For purposes of the Fourth Amendment, Ramirez's detention was proper only if the officer in fact had a reasonable and articulable suspicion that Ramirez was a "pedestrian upon a roadway at a point other than within a marked crosswalk or within an unmarked crosswalk at an intersection [and did not] yield the right-of-way to all vehicles upon the roadway so near as to constitute an immediate hazard." (§ 21954, subd. (a); Wilson v. Superior Court (1983) 34 Cal.3d 777, 784 [ 195 Cal.Rptr. 671, 670 P.2d 325]; Florida v. Royer (1983) 460 U.S. 491, 498-499 [ 75 L.Ed.2d 229, 103 S.Ct. 1319].) "Reasonable suspicion" requires specific, articulable facts which, together with objective and reasonable inferences, form a basis for suspecting that Ramirez was engaged in criminal conduct. ( U.S. v. Twilley (9th Cir. 2000) 222 F.3d 1092, 1095.)

What did the officer see? A man crossing an intersection diagonally who was already three-quarters of the way from one side of the street to the other. There was no crosswalk, but the intersection was controlled by four-way stop signs, and the only visible vehicle was the officer's patrol car, which not even the officer suggested posed an "immediate hazard" to either Ramirez or the officer or his vehicle or anyone else. In short, there was no violation of section 21954, subdivision (a), and there is no way that the officer could have believed there was a violation.

We dismiss as wishful thinking the Attorney General's erroneous assertion that Ramirez crossed "directly in front of an oncoming vehicle," failed to yield the right-of-way, and created "an immediate hazard" — because the record shows just the opposite. The officer himself testified that he was approaching the intersection (and therefore the stop sign) when he first saw Ramirez crossing diagonally toward the patrol car, and that Ramirez then turned around and went back the other way. There were no other cars driving on the street, and the officer testified that Ramirez was "not impeding" his way. If anyone was "impeding" anyone else, it was the officer — who pulled his patrol car into the intersection and stopped to talk to Ramirez. It follows, then, that we also reject the Attorney General's reliance on People v. Allen (1980) 109 Cal.App.3d 981, 985-986 [ 167 Cal.Rptr. 502], which permits detention when a lawfully stopped suspect attempts to flee, thus delaying performance of the officer's "official duty." Because there was no legal basis for the initial stop, Allen is inapposite. Finally, we reject the Attorney General's suggestion that the search was lawful because the stop was made in good faith — because a suspicion founded on a mistake of law cannot constitute the reasonable basis required for a lawful traffic stop. ( People v. White (2003) 107 Cal.App.4th 636, 643-644 [ 132 Cal.Rptr.2d 371]; In re Justin K. (2002) 98 Cal.App.4th 695, 699-700 [ 120 Cal.Rptr.2d 546]; People v. McNeil, supra, 96 Cal.App.4th at pp. 1307-1309.)

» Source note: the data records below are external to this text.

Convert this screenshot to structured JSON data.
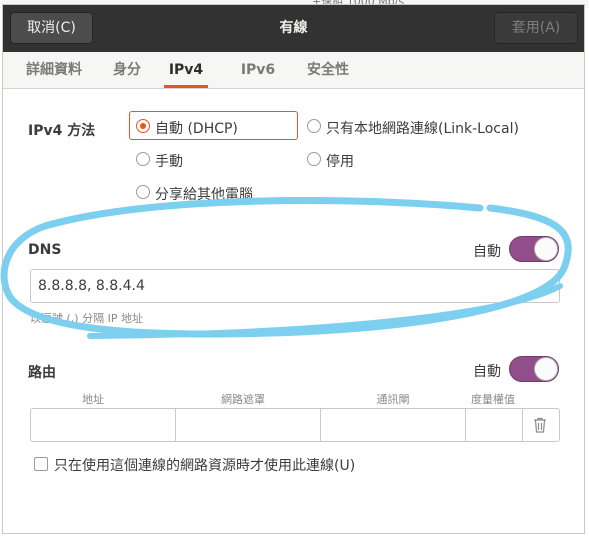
{
  "background_window": {
    "partial_text": "+速組 1000 Mb/s"
  },
  "headerbar": {
    "cancel_label": "取消(C)",
    "title": "有線",
    "apply_label": "套用(A)"
  },
  "tabs": [
    {
      "label": "詳細資料",
      "active": false
    },
    {
      "label": "身分",
      "active": false
    },
    {
      "label": "IPv4",
      "active": true
    },
    {
      "label": "IPv6",
      "active": false
    },
    {
      "label": "安全性",
      "active": false
    }
  ],
  "ipv4_method": {
    "label": "IPv4 方法",
    "options": [
      {
        "label": "自動 (DHCP)",
        "checked": true
      },
      {
        "label": "只有本地網路連線(Link-Local)",
        "checked": false
      },
      {
        "label": "手動",
        "checked": false
      },
      {
        "label": "停用",
        "checked": false
      },
      {
        "label": "分享給其他電腦",
        "checked": false
      }
    ]
  },
  "dns": {
    "label": "DNS",
    "auto_label": "自動",
    "auto_enabled": true,
    "value": "8.8.8.8, 8.8.4.4",
    "hint": "以逗號 (,) 分隔 IP 地址"
  },
  "routes": {
    "label": "路由",
    "auto_label": "自動",
    "auto_enabled": true,
    "columns": [
      "地址",
      "網路遮罩",
      "通訊閘",
      "度量權值"
    ]
  },
  "only_for_resources": {
    "label": "只在使用這個連線的網路資源時才使用此連線(U)",
    "checked": false
  },
  "colors": {
    "accent": "#e95420",
    "switch_on": "#924d8b",
    "headerbar": "#323232",
    "annotation_stroke": "#7dcff0"
  }
}
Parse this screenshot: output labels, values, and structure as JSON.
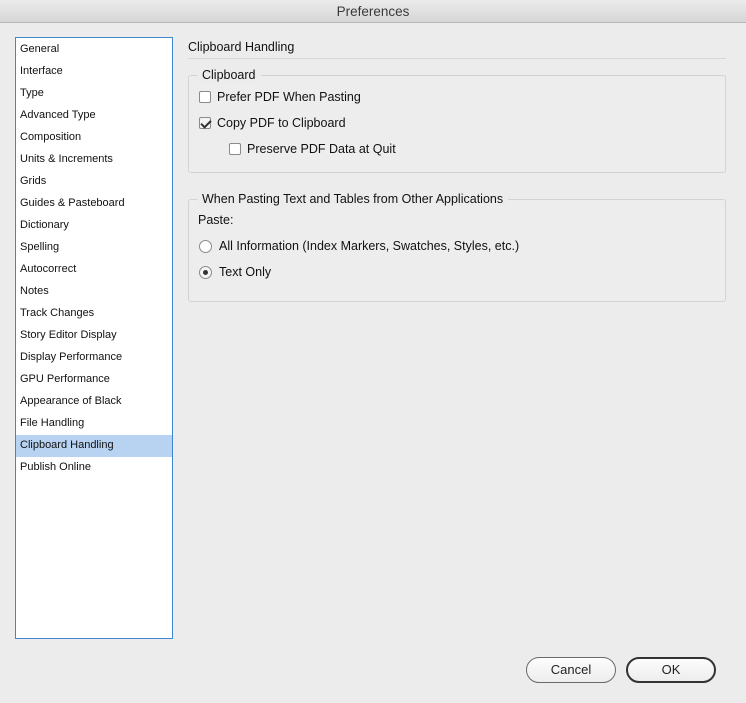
{
  "window": {
    "title": "Preferences"
  },
  "sidebar": {
    "items": [
      {
        "label": "General"
      },
      {
        "label": "Interface"
      },
      {
        "label": "Type"
      },
      {
        "label": "Advanced Type"
      },
      {
        "label": "Composition"
      },
      {
        "label": "Units & Increments"
      },
      {
        "label": "Grids"
      },
      {
        "label": "Guides & Pasteboard"
      },
      {
        "label": "Dictionary"
      },
      {
        "label": "Spelling"
      },
      {
        "label": "Autocorrect"
      },
      {
        "label": "Notes"
      },
      {
        "label": "Track Changes"
      },
      {
        "label": "Story Editor Display"
      },
      {
        "label": "Display Performance"
      },
      {
        "label": "GPU Performance"
      },
      {
        "label": "Appearance of Black"
      },
      {
        "label": "File Handling"
      },
      {
        "label": "Clipboard Handling"
      },
      {
        "label": "Publish Online"
      }
    ],
    "selected": "Clipboard Handling"
  },
  "main": {
    "title": "Clipboard Handling",
    "clipboard_group": {
      "legend": "Clipboard",
      "options": [
        {
          "label": "Prefer PDF When Pasting",
          "checked": false
        },
        {
          "label": "Copy PDF to Clipboard",
          "checked": true
        },
        {
          "label": "Preserve PDF Data at Quit",
          "checked": false
        }
      ]
    },
    "paste_group": {
      "legend": "When Pasting Text and Tables from Other Applications",
      "paste_label": "Paste:",
      "options": [
        {
          "label": "All Information (Index Markers, Swatches, Styles, etc.)",
          "selected": false
        },
        {
          "label": "Text Only",
          "selected": true
        }
      ]
    }
  },
  "buttons": {
    "cancel": "Cancel",
    "ok": "OK"
  }
}
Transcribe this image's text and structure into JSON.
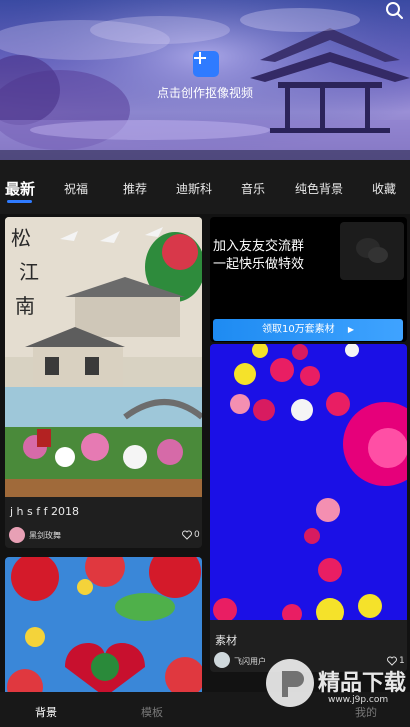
{
  "banner": {
    "create_label": "点击创作抠像视频"
  },
  "tabs": [
    {
      "label": "最新",
      "active": true
    },
    {
      "label": "祝福",
      "active": false
    },
    {
      "label": "推荐",
      "active": false
    },
    {
      "label": "迪斯科",
      "active": false
    },
    {
      "label": "音乐",
      "active": false
    },
    {
      "label": "纯色背景",
      "active": false
    },
    {
      "label": "收藏",
      "active": false
    }
  ],
  "feed": {
    "card1": {
      "title": "j h s f f 2018",
      "author": "黑剑玫舞",
      "likes": "0"
    },
    "promo": {
      "line1": "加入友友交流群",
      "line2": "一起快乐做特效",
      "button": "领取10万套素材",
      "button_icon": "play-arrow-icon"
    },
    "card2": {
      "title": "素材",
      "author": "飞闪用户",
      "likes": "1"
    }
  },
  "bottom_nav": [
    {
      "label": "背景",
      "active": true
    },
    {
      "label": "模板",
      "active": false
    },
    {
      "label": "",
      "active": false
    },
    {
      "label": "我的",
      "active": false
    }
  ],
  "watermark": {
    "text": "精品下载",
    "url": "www.j9p.com"
  },
  "colors": {
    "accent": "#2f7bff",
    "bg": "#121212"
  }
}
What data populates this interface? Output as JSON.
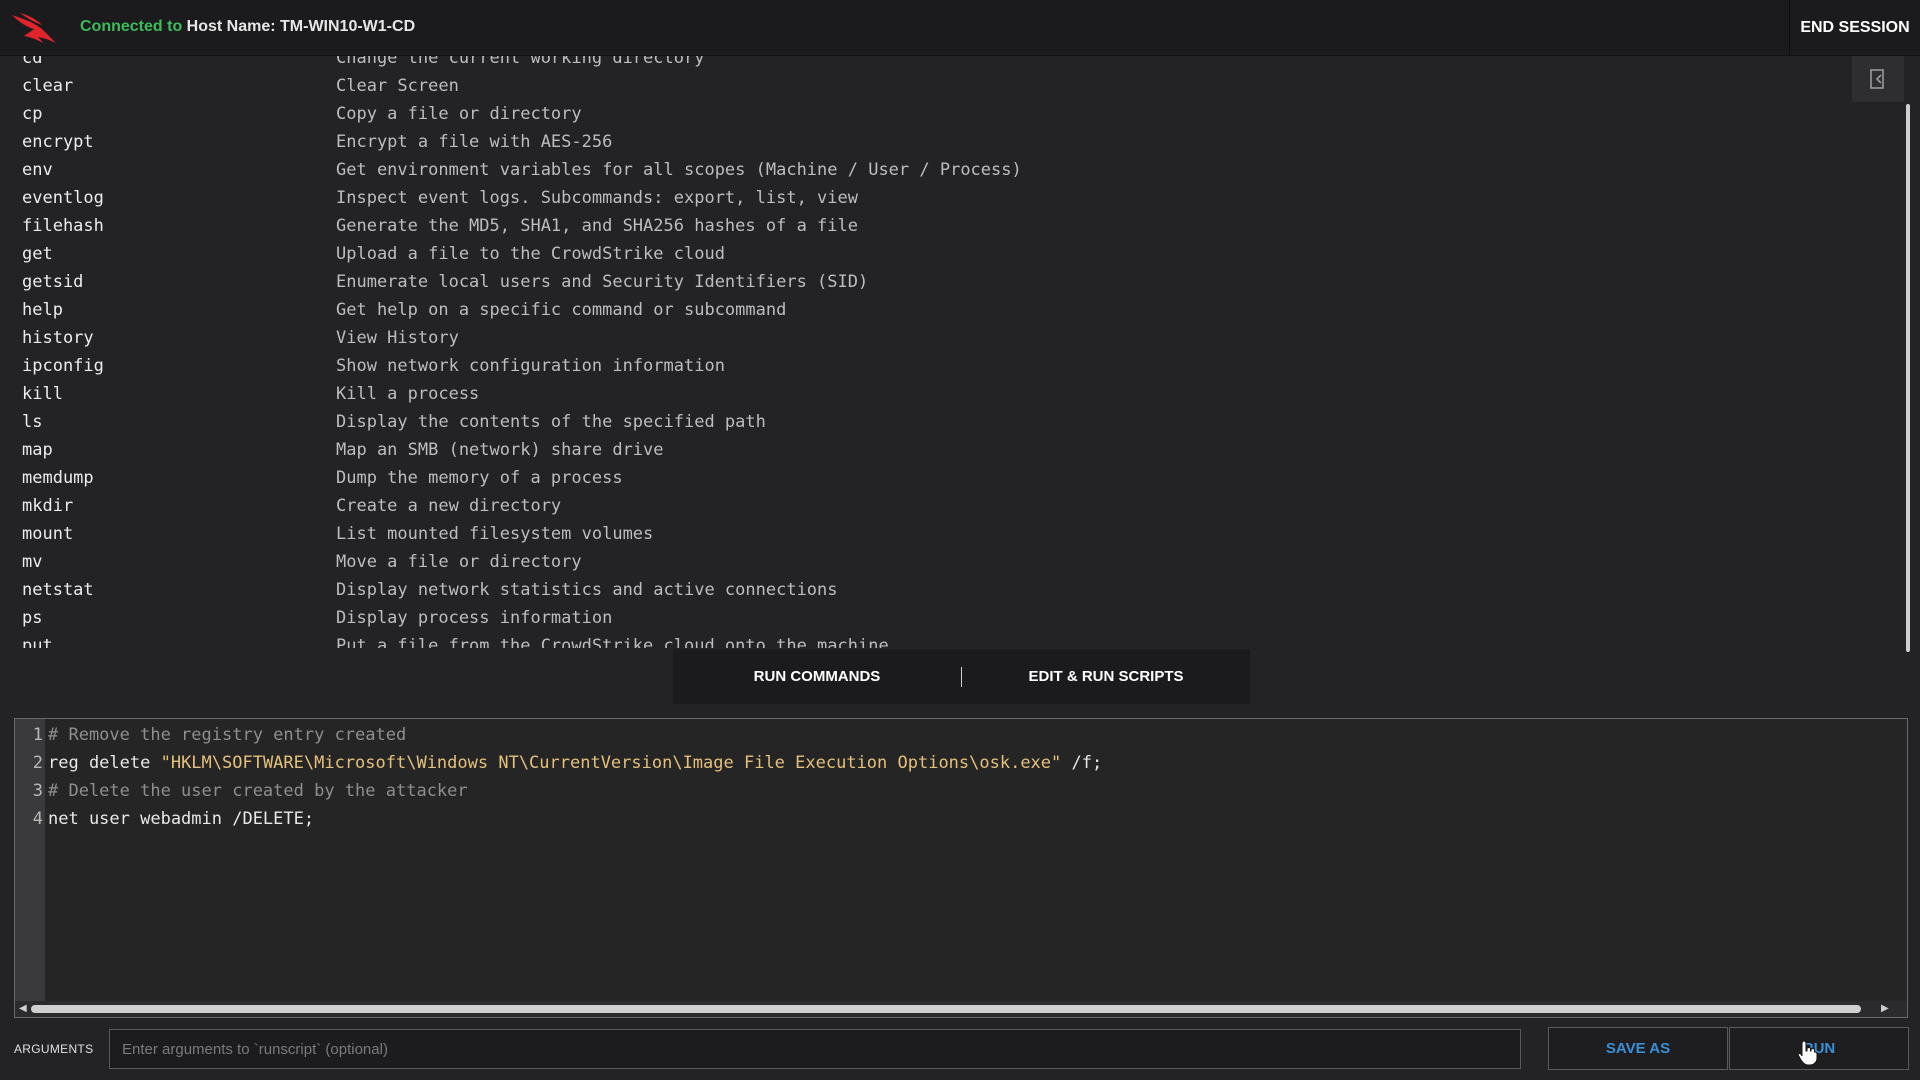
{
  "header": {
    "connected_label": "Connected to",
    "host_label": "Host Name: TM-WIN10-W1-CD",
    "end_session_label": "END SESSION",
    "accent_green": "#3dbb5a",
    "logo_icon": "falcon-logo-icon"
  },
  "output": {
    "rows": [
      {
        "cmd": "cd",
        "desc": "Change the current working directory"
      },
      {
        "cmd": "clear",
        "desc": "Clear Screen"
      },
      {
        "cmd": "cp",
        "desc": "Copy a file or directory"
      },
      {
        "cmd": "encrypt",
        "desc": "Encrypt a file with AES-256"
      },
      {
        "cmd": "env",
        "desc": "Get environment variables for all scopes (Machine / User / Process)"
      },
      {
        "cmd": "eventlog",
        "desc": "Inspect event logs. Subcommands: export, list, view"
      },
      {
        "cmd": "filehash",
        "desc": "Generate the MD5, SHA1, and SHA256 hashes of a file"
      },
      {
        "cmd": "get",
        "desc": "Upload a file to the CrowdStrike cloud"
      },
      {
        "cmd": "getsid",
        "desc": "Enumerate local users and Security Identifiers (SID)"
      },
      {
        "cmd": "help",
        "desc": "Get help on a specific command or subcommand"
      },
      {
        "cmd": "history",
        "desc": "View History"
      },
      {
        "cmd": "ipconfig",
        "desc": "Show network configuration information"
      },
      {
        "cmd": "kill",
        "desc": "Kill a process"
      },
      {
        "cmd": "ls",
        "desc": "Display the contents of the specified path"
      },
      {
        "cmd": "map",
        "desc": "Map an SMB (network) share drive"
      },
      {
        "cmd": "memdump",
        "desc": "Dump the memory of a process"
      },
      {
        "cmd": "mkdir",
        "desc": "Create a new directory"
      },
      {
        "cmd": "mount",
        "desc": "List mounted filesystem volumes"
      },
      {
        "cmd": "mv",
        "desc": "Move a file or directory"
      },
      {
        "cmd": "netstat",
        "desc": "Display network statistics and active connections"
      },
      {
        "cmd": "ps",
        "desc": "Display process information"
      },
      {
        "cmd": "put",
        "desc": "Put a file from the CrowdStrike cloud onto the machine"
      }
    ]
  },
  "tabs": [
    {
      "label": "RUN COMMANDS"
    },
    {
      "label": "EDIT & RUN SCRIPTS"
    }
  ],
  "editor": {
    "line_numbers": [
      "1",
      "2",
      "3",
      "4"
    ],
    "lines": [
      {
        "tokens": [
          {
            "type": "comment",
            "text": "# Remove the registry entry created"
          }
        ]
      },
      {
        "tokens": [
          {
            "type": "plain",
            "text": "reg delete "
          },
          {
            "type": "string",
            "text": "\"HKLM\\SOFTWARE\\Microsoft\\Windows NT\\CurrentVersion\\Image File Execution Options\\osk.exe\""
          },
          {
            "type": "plain",
            "text": " /f;"
          }
        ]
      },
      {
        "tokens": [
          {
            "type": "comment",
            "text": "# Delete the user created by the attacker"
          }
        ]
      },
      {
        "tokens": [
          {
            "type": "plain",
            "text": "net user webadmin /DELETE;"
          }
        ]
      }
    ]
  },
  "bottom": {
    "arguments_label": "ARGUMENTS",
    "arguments_placeholder": "Enter arguments to `runscript` (optional)",
    "arguments_value": "",
    "save_as_label": "SAVE AS",
    "run_label": "RUN",
    "button_text_color": "#3a8fd6"
  }
}
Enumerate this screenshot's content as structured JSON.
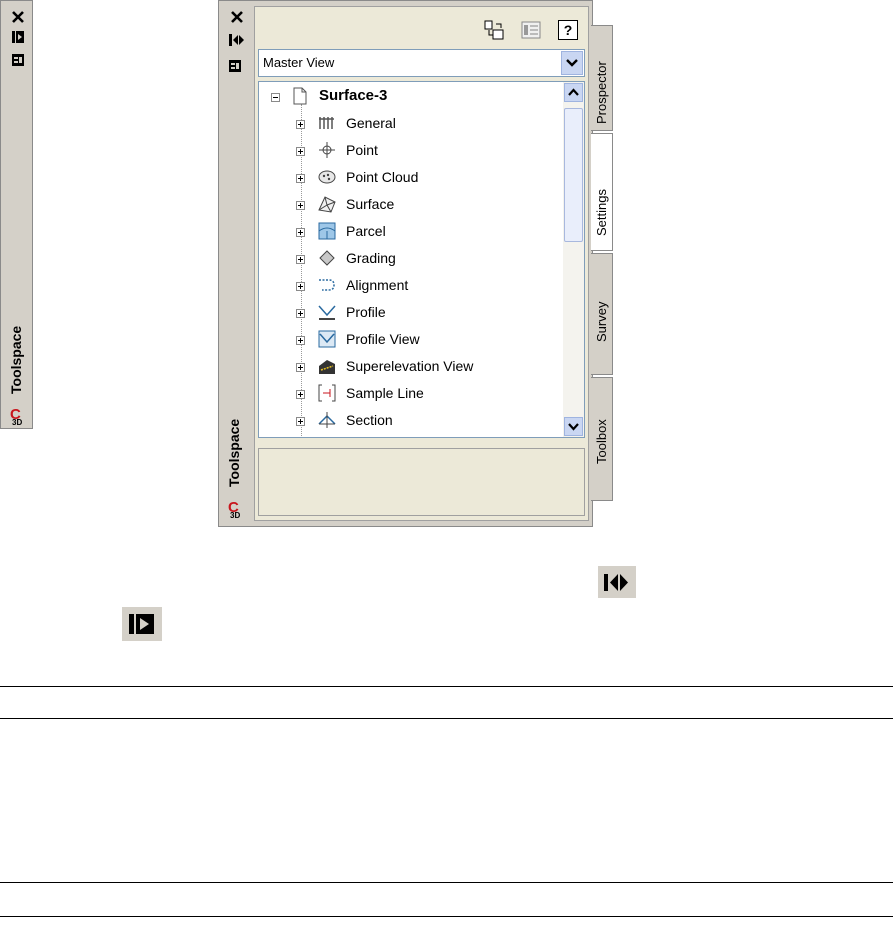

It follows that Ramirez's motion to suppress should have been granted and that he must be allowed to withdraw his no contest plea. Aside from the fact that the error is by its nature prejudicial, the concept of harmless error is irrelevant where, as here, a defendant pleads guilty or no contest after the erroneous denial of his suppression motion. ( People v. Ruggles (1985) 39 Cal.3d 1, 13 [ 216 Cal.Rptr. 88, 702 P.2d 170]; People v. Hill (1974) 12 Cal.3d 731, 767-769 [ 117 Cal.Rptr. 393, 528 P.2d 1], overruled on another point in People v. DeVaughn (1977) 18 Cal.3d 889, 896, fn. 5 [ 135 Cal.Rptr. 786, 558 P.2d 872]; People v. Holmsen (1985) 173 Cal.App.3d 1045, 1049 [ 219 Cal.Rptr. 598].)


The judgment is reversed and the cause is remanded with directions to the trial court (1) to vacate its order denying Ramirez's suppression motion and enter a new order granting the motion; (2) to permit Ramirez to withdraw his guilty plea; (3) to determine whether the People intend to retry the case; and (4) to make such other orders as are necessary and appropriate.

Spencer, P. J., and Rothschild, J., concurred.

A petition for a rehearing was denied July 19, 2006.